A 16-year employee of the district, Sears had an annual salary of approximately $131,000 at the time of her resignation, making her one of the highest-paid teachers in the district.

Throughout the district’s investigation, Sears was on paid administrative leave from the district. According to the terms of a settlement agreement with the district, Sears continued to receive her salary and benefits through October 2023.

OPP authority

​According to its website, OPP is authorized “to investigate individual educators for allegations of unprofessional conduct and allegations of a lack of good moral character and/or personal fitness by certificated educators, and reviews applications for certification when there is any question concerning good moral character/personal fitness and/or criminal history record.”

OPP can take several actions as a result of its investigations — from dismissing the complaint to issuing a reprimand to suspending or revoking the teacher’s certificate.

Suspensions, revocations, and voluntary surrenders of certificates are reported on an OSPI webpage detailing those actions; reprimands are not.

The voluntary surrender of the teaching certificate of John Rees, another VHS teacher investigated by the district in 2022-2023 following allegations by two former students that he groomed them for emotionally abusive relationships that began almost immediately after their graduations, for instance, is noted on the OSPI webpage.

OPP decision

According to Slagle, OPP’s staff attorney reviewed the evidence and decided the office could meet the legal burden of proof — “a preponderance of the evidence” — to reprimand Sears for her behavior.

However, the attorney found that the investigation did not provide “clear and convincing” evidence — a higher burden of proof — necessary to suspend or revoke Sears’ certification.

As a result, Sears’ certification as a teacher in Washington state will remain intact. However, other conditions apply which could serve as barriers to her future employment as a teacher in Washington and/or to her certification as a teacher in another state.

The conditions, according to Slagle, include:

  • If Sears is asked by a school district if she has been investigated and/or disciplined by a professional licensing agency, she would be required to report the reprimand, and her failure to do so would be considered a code of conduct violation.
  • A notice of the reprimand will also be placed on OSPI’s e-certification screen and will be visible to any Washington school or school district that looks up Sears’ certification record. Any educational institution considering hiring Sears could, at that point, call OSPI to get more information about her investigation and/or reprimand.
  • The notice of discipline will remain on Sears’ record permanently. The investigation and all records of it will be destroyed after 60 years.
  • The reprimand will be reported by OPP to the National Association of State Directors of Teacher Education and Certification Clearinghouse database. This database is used by educational licensing and disciplining agencies in all 50 U.S. States and territories, as well as Canada. If Sears applies to such agencies for certification in any other state, her reprimand would be visible to those agencies via the database.

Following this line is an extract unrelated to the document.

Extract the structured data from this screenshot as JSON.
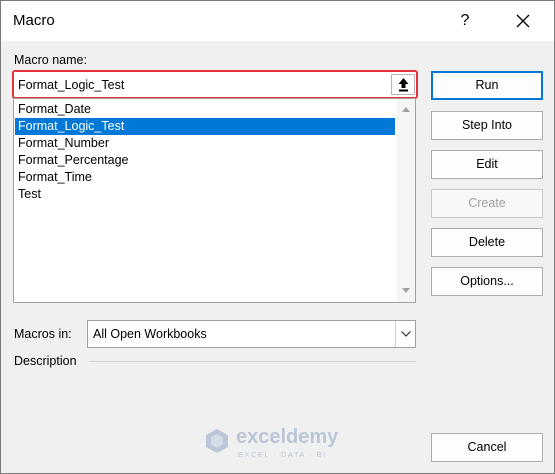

OPP’s investigation took more than a year to complete — an indication of the agency’s small staff and heavy workload, according to Slagle.

“We have two investigators and over 120 open investigations, so it took time,” she said.

Both Superintendent McSheehy and School Board Vice Chair Juniper Rogneby provided written statements regarding the end of OPP’s investigation.

“VISD understands and shares our island community’s concern regarding the teacher investigations from the 2022-2023 school year,” McSheehy wrote. “We respect the thorough process conducted by OSPI’s Office of Professional Practices and continue to be committed to ensuring the safety and well-being of all students in our district.”

“I’m confident teachers, staff, and administrators take seriously our shared commitment to setting and maintaining appropriate boundaries while delivering an outstanding educational experience for all students,” said Rogneby. “The ‘order of reprimand’ concludes the OPPs investigation, but our work to restore trust and build durable systems of accountability continues.”